DESCRIPTION OF THE TASK =
Where a line of the records contains the word "TorresCarneiro", show that line.

[EXERCISE INPUT]

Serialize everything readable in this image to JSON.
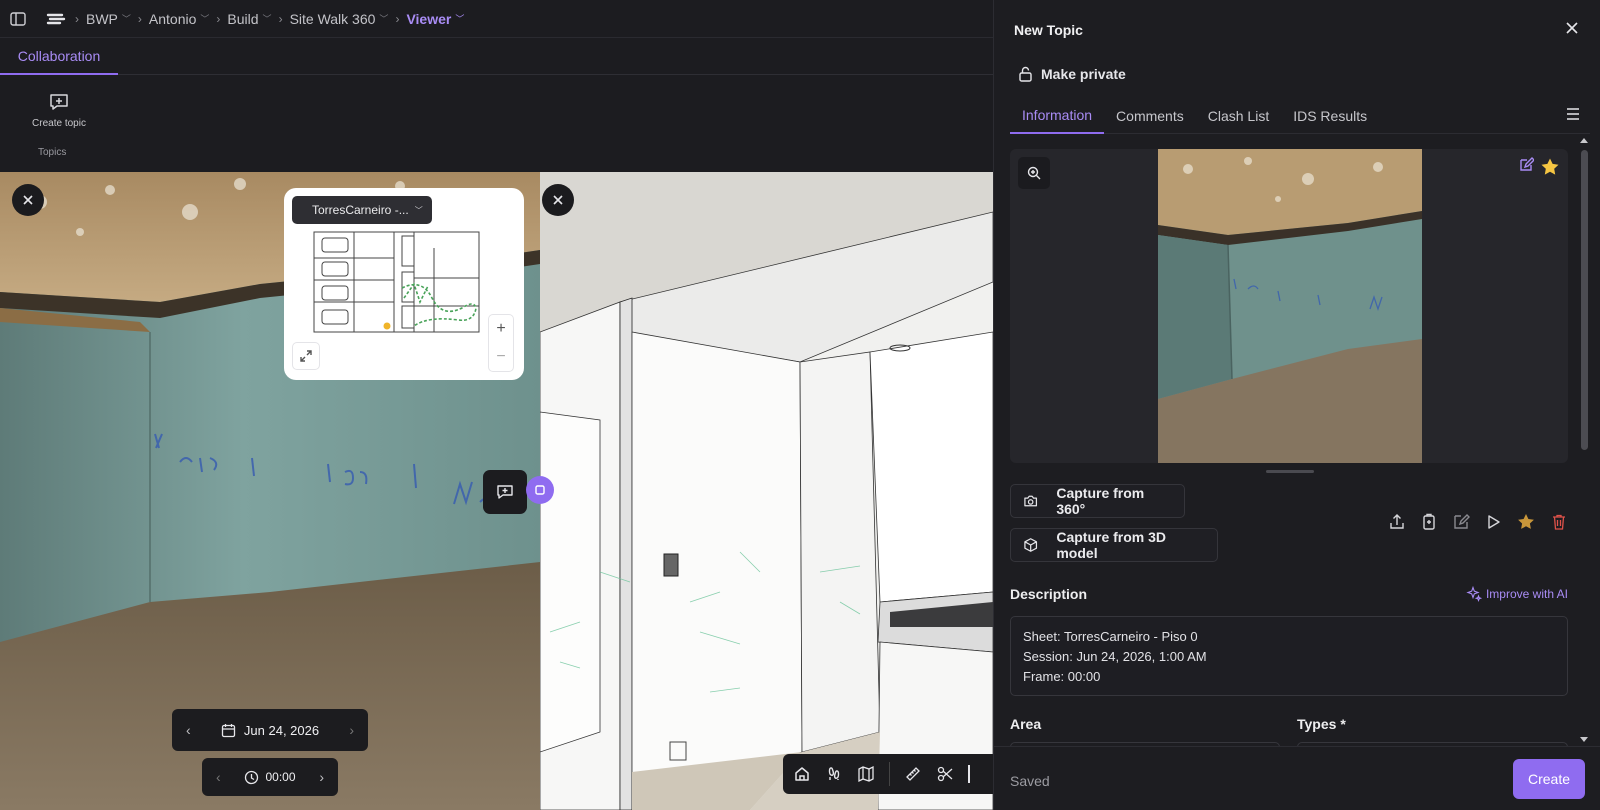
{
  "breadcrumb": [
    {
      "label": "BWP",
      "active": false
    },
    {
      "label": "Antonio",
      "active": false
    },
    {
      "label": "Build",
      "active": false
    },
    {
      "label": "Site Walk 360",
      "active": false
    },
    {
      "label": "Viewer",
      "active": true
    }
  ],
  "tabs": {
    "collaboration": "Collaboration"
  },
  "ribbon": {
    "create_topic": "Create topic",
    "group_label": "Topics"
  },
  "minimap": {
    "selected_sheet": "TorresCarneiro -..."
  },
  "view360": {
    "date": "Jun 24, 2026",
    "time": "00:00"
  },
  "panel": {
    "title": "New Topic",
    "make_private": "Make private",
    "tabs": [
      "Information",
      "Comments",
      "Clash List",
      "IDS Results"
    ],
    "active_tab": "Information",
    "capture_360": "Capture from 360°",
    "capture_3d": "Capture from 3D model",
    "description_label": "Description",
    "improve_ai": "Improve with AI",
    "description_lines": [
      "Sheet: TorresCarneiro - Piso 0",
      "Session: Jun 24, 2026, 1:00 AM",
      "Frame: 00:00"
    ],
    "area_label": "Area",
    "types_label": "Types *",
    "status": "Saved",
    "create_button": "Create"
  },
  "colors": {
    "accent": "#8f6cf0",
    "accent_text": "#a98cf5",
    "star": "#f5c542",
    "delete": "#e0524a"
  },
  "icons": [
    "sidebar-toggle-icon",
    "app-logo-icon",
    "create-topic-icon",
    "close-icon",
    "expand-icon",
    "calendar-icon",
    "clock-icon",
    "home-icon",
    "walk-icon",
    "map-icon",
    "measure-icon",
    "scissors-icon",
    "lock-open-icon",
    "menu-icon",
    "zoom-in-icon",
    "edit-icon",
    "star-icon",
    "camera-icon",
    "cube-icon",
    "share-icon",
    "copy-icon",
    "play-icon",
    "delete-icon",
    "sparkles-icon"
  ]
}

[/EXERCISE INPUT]

ANSWER AREA =
    "selected_sheet": "TorresCarneiro -..."
      "Sheet: TorresCarneiro - Piso 0",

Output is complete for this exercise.